# TASK DIRECTIONS:
Scan the entries below for the word "JSON". Copy out every line in which it occurs.

* * *

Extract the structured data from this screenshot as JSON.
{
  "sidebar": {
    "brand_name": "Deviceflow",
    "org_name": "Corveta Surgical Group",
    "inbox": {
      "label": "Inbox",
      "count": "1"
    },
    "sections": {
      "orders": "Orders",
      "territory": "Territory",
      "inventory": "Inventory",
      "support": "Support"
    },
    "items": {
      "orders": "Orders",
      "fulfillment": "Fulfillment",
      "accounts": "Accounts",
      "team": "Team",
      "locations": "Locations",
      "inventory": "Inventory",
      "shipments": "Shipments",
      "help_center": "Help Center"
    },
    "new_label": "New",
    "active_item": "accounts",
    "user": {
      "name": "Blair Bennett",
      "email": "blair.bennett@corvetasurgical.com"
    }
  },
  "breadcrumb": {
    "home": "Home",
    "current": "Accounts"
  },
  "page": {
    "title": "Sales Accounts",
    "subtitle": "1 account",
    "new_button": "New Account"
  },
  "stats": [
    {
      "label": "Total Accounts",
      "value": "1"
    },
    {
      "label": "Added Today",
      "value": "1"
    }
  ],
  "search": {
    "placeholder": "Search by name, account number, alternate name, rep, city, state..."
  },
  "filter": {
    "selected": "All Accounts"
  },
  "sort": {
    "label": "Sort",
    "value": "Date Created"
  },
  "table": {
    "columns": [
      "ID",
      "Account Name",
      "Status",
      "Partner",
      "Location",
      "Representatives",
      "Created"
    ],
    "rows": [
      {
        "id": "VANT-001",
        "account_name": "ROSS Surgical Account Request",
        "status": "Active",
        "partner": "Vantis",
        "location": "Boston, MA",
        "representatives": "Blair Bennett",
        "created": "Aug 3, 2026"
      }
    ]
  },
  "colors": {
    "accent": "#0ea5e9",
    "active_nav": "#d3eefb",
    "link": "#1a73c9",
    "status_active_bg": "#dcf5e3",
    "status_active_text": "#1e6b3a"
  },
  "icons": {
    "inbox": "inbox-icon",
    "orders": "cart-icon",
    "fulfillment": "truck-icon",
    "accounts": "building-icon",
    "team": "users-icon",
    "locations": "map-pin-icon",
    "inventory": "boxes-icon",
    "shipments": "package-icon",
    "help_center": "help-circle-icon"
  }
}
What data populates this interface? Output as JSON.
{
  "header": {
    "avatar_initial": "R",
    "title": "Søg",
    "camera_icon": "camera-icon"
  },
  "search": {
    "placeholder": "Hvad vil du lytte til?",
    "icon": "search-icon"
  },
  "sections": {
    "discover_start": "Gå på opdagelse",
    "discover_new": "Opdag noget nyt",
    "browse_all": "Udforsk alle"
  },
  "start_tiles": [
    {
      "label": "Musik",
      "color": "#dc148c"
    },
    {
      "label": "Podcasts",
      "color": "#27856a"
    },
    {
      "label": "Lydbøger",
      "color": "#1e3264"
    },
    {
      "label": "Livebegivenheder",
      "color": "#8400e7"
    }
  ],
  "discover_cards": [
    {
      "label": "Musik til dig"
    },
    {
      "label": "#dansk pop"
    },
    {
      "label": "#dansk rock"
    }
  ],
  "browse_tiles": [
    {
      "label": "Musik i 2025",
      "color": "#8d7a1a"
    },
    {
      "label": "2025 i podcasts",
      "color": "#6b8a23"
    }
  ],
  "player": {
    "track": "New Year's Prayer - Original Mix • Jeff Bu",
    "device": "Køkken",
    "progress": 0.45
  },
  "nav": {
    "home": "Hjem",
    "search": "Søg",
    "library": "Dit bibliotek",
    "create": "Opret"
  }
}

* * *

# RESPONSE FOR THIS EXERCISE:
Extract the structured data from this screenshot as JSON.
What data populates this interface? Output as JSON.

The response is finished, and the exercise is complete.